Policies, policies, policies the answer to tribunal minefield

Dec 21 2004 by Nic Paton Print This Article

Crossing your fingers and hoping for the best is no longer enough when it comes to navigating a safe path through the employment tribunal minefield, an HR consultancy has warned.

Bamboo Resourcing has urged firms not to bury their heads in the sand over the issue but make sure they have complete and detailed HR policies and procedures in place.

As workers become increasingly aware of the fact they can take grievances to tribunal, so employers need to give extra priority to drawing up water-tight policies and procedures.

Bamboo operations manager Karen Green said: “Employers who cross their fingers and hope for the best are risking problems if a member of staff decides to pursue a claim against unfair treatment.”

She added: “And it isn’t just companies that lose at tribunal who suffer. Even if a company wins, it has to pay the solicitor’s costs, and loses productivity through preparing for and attending the hearing.”

Organisations needed clear policies and procedures on issues such as how to handle disciplinaries, redundancy, maternity leave, sickness and absence.

How employees are expected to behave, their use of the company car, the internet and so on, should also be a policy-making priority.

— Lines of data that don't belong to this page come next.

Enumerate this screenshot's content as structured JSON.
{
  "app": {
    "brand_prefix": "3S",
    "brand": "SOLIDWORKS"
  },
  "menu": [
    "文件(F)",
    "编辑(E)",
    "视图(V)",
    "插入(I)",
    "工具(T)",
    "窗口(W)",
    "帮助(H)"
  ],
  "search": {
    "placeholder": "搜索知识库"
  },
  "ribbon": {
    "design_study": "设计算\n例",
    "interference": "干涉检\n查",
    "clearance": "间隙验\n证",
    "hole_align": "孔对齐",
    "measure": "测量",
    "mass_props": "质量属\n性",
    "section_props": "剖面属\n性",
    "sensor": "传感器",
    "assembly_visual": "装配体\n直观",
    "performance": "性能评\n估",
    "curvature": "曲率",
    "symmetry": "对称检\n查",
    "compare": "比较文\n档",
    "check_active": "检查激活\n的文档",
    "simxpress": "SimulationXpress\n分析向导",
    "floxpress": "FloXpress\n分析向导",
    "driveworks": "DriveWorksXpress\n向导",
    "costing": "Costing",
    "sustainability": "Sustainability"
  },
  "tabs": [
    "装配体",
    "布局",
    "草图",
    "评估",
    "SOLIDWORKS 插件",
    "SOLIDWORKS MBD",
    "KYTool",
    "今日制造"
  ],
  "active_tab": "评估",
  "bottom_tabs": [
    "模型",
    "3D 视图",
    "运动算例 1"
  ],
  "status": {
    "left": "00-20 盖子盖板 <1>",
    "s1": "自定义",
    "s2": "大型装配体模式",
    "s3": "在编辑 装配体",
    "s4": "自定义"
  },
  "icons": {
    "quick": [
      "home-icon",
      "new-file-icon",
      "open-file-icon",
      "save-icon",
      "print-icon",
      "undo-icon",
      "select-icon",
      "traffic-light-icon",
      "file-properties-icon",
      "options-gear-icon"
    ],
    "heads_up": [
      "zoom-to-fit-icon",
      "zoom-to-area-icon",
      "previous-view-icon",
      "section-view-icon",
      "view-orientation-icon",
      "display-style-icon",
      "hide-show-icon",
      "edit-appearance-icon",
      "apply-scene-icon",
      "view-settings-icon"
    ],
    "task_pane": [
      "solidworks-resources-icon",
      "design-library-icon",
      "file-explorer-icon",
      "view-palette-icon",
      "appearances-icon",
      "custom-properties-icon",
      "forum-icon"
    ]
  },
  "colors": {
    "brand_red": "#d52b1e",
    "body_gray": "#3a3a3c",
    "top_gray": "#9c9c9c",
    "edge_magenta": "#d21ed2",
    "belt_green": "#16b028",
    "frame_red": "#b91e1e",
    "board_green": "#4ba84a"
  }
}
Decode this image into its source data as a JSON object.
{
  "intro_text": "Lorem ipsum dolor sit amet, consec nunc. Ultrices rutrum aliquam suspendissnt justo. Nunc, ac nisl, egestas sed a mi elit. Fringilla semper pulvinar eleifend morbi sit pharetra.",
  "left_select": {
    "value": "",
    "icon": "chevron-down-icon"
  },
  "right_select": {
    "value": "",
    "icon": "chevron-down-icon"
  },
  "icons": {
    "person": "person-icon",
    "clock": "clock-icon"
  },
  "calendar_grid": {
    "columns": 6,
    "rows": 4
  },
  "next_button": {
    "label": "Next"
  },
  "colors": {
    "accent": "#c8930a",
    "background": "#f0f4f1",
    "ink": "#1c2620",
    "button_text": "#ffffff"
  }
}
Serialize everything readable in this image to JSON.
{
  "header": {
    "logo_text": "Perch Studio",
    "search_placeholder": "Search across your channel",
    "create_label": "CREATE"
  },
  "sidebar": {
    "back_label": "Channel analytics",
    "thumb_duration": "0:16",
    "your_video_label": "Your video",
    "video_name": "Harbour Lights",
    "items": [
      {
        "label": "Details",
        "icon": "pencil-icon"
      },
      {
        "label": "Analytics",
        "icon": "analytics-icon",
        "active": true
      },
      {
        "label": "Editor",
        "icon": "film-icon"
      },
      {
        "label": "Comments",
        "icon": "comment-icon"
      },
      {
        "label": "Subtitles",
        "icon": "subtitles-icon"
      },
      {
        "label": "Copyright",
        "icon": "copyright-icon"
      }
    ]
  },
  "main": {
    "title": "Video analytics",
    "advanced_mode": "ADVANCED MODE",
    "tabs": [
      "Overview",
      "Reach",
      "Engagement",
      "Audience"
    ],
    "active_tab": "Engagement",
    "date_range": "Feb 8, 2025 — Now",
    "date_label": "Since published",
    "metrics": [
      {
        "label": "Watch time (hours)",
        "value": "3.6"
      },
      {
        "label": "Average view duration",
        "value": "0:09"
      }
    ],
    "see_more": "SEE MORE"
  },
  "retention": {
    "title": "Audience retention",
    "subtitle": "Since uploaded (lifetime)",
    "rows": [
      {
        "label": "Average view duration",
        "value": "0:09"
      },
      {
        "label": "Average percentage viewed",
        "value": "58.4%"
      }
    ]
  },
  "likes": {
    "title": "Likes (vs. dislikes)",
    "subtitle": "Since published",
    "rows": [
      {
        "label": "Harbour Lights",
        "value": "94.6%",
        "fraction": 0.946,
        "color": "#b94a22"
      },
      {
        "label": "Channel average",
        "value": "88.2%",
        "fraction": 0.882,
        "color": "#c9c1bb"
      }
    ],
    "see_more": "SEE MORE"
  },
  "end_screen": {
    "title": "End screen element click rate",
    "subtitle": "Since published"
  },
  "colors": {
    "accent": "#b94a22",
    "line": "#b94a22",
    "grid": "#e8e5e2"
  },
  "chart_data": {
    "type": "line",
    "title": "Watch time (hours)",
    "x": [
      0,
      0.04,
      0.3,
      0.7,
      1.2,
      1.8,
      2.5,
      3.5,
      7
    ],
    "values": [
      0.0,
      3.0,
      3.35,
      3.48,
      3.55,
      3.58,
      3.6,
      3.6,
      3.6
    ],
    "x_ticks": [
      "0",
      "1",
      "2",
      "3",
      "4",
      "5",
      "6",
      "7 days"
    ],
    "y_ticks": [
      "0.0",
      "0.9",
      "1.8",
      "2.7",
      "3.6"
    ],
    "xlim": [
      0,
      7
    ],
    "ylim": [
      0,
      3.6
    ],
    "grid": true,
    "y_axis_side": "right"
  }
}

All policies and procedures needed to be clear and detailed, transparent and easy to follow, she stressed.

By protecting themselves from falling foul of legislation, or aggravating employees, they were also far less likely to be knocked sideways by frivolous claims, she added.